§ Directions
Output all records exactly, with no images.

§ Data to use
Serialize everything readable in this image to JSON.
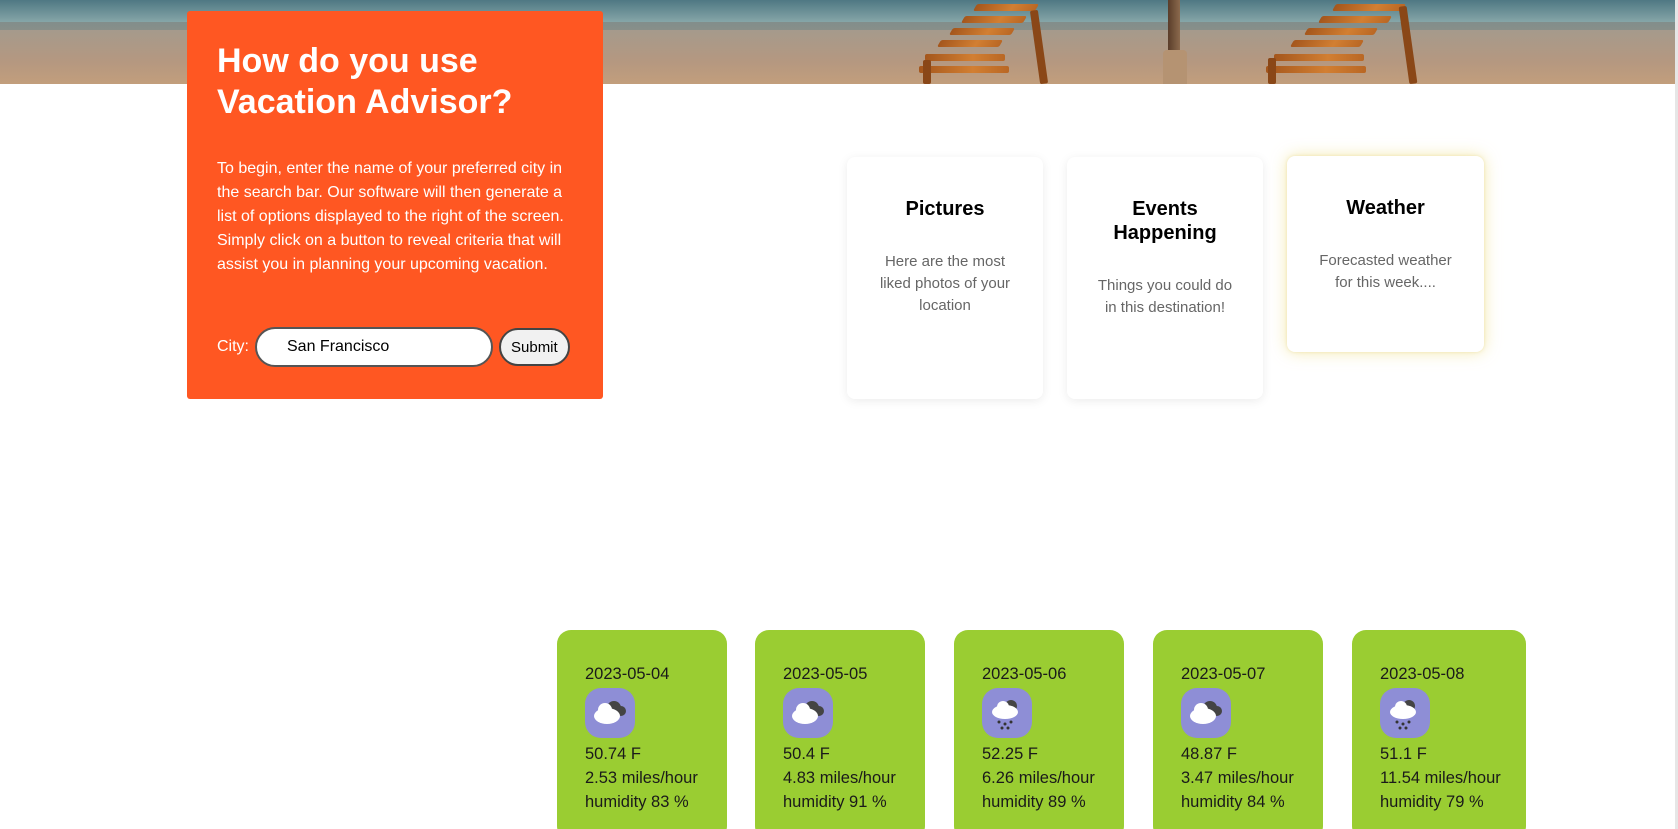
{
  "info": {
    "title": "How do you use Vacation Advisor?",
    "description": "To begin, enter the name of your preferred city in the search bar. Our software will then generate a list of options displayed to the right of the screen. Simply click on a button to reveal criteria that will assist you in planning your upcoming vacation.",
    "city_label": "City:",
    "city_value": "San Francisco",
    "submit_label": "Submit"
  },
  "options": [
    {
      "title": "Pictures",
      "description": "Here are the most liked photos of your location"
    },
    {
      "title": "Events Happening",
      "description": "Things you could do in this destination!"
    },
    {
      "title": "Weather",
      "description": "Forecasted weather for this week...."
    }
  ],
  "forecast": [
    {
      "date": "2023-05-04",
      "icon": "cloudy-icon",
      "temp": "50.74 F",
      "wind": "2.53 miles/hour",
      "humidity": "humidity 83 %"
    },
    {
      "date": "2023-05-05",
      "icon": "cloudy-icon",
      "temp": "50.4 F",
      "wind": "4.83 miles/hour",
      "humidity": "humidity 91 %"
    },
    {
      "date": "2023-05-06",
      "icon": "rain-icon",
      "temp": "52.25 F",
      "wind": "6.26 miles/hour",
      "humidity": "humidity 89 %"
    },
    {
      "date": "2023-05-07",
      "icon": "cloudy-icon",
      "temp": "48.87 F",
      "wind": "3.47 miles/hour",
      "humidity": "humidity 84 %"
    },
    {
      "date": "2023-05-08",
      "icon": "rain-icon",
      "temp": "51.1 F",
      "wind": "11.54 miles/hour",
      "humidity": "humidity 79 %"
    }
  ],
  "colors": {
    "panel": "#ff5722",
    "forecast_card": "#9acd32",
    "icon_bg": "#8e8ed6"
  }
}
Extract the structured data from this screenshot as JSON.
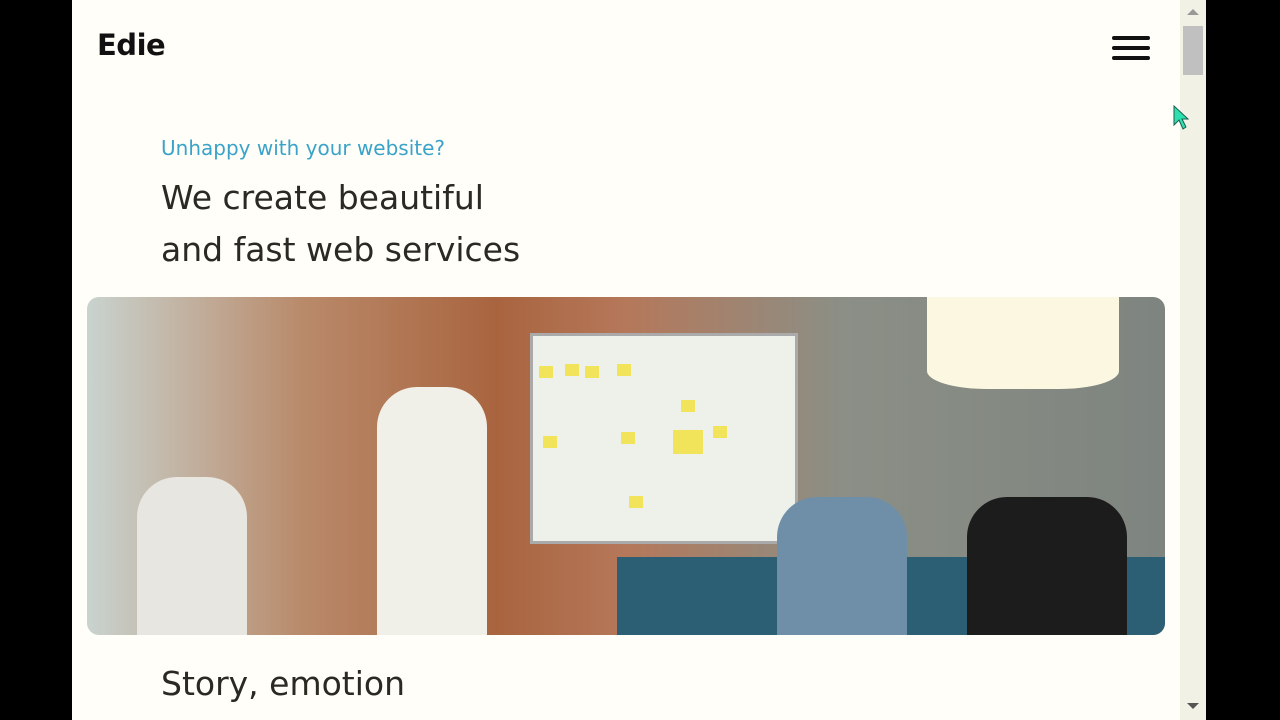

§ Exercise answer
Serialize everything readable in this image to JSON.
{
  "info": {
    "title": "How do you use Vacation Advisor?",
    "description": "To begin, enter the name of your preferred city in the search bar. Our software will then generate a list of options displayed to the right of the screen. Simply click on a button to reveal criteria that will assist you in planning your upcoming vacation.",
    "city_label": "City:",
    "city_value": "San Francisco",
    "submit_label": "Submit"
  },
  "options": [
    {
      "title": "Pictures",
      "description": "Here are the most liked photos of your location"
    },
    {
      "title": "Events Happening",
      "description": "Things you could do in this destination!"
    },
    {
      "title": "Weather",
      "description": "Forecasted weather for this week...."
    }
  ],
  "forecast": [
    {
      "date": "2023-05-04",
      "icon": "cloudy-icon",
      "temp": "50.74 F",
      "wind": "2.53 miles/hour",
      "humidity": "humidity 83 %"
    },
    {
      "date": "2023-05-05",
      "icon": "cloudy-icon",
      "temp": "50.4 F",
      "wind": "4.83 miles/hour",
      "humidity": "humidity 91 %"
    },
    {
      "date": "2023-05-06",
      "icon": "rain-icon",
      "temp": "52.25 F",
      "wind": "6.26 miles/hour",
      "humidity": "humidity 89 %"
    },
    {
      "date": "2023-05-07",
      "icon": "cloudy-icon",
      "temp": "48.87 F",
      "wind": "3.47 miles/hour",
      "humidity": "humidity 84 %"
    },
    {
      "date": "2023-05-08",
      "icon": "rain-icon",
      "temp": "51.1 F",
      "wind": "11.54 miles/hour",
      "humidity": "humidity 79 %"
    }
  ],
  "colors": {
    "panel": "#ff5722",
    "forecast_card": "#9acd32",
    "icon_bg": "#8e8ed6"
  }
}
Extract the structured data from this screenshot as JSON.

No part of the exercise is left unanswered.